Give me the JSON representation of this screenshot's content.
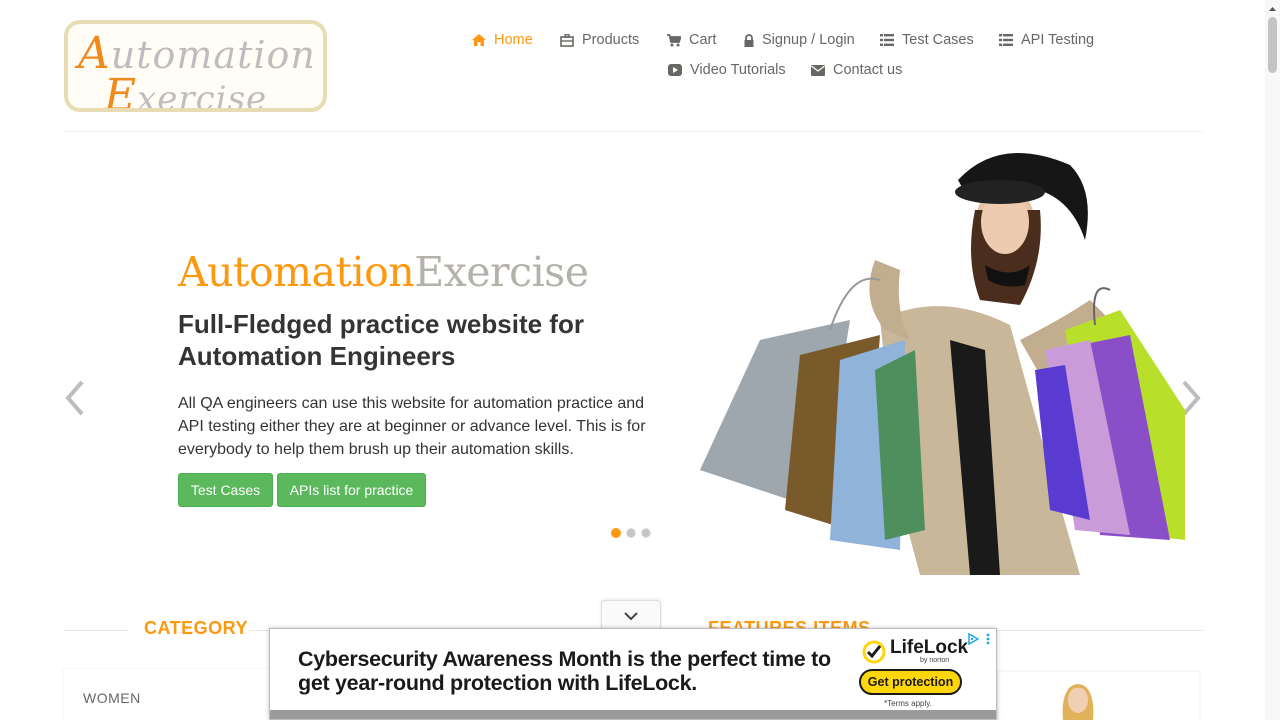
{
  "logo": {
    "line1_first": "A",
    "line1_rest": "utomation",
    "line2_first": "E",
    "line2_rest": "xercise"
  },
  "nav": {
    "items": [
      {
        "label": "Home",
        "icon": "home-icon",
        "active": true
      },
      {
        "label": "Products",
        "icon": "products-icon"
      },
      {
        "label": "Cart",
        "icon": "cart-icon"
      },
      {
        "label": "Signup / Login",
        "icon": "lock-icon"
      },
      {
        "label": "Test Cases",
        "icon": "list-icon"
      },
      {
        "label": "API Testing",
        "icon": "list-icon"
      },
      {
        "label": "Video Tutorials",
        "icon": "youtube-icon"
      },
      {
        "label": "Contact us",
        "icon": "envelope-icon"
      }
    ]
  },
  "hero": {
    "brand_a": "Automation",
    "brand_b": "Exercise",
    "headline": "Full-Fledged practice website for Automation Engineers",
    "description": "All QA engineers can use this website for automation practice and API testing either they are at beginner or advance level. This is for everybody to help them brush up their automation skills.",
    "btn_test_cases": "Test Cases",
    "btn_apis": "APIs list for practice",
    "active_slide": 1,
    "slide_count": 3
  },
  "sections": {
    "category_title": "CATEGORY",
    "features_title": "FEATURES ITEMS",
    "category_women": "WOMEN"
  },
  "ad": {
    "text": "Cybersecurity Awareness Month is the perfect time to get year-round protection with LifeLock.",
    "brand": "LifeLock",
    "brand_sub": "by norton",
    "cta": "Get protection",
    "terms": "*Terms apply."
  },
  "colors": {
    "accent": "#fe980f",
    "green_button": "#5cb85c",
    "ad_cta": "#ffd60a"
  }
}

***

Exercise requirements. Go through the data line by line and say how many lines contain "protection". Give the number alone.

Solution below. 2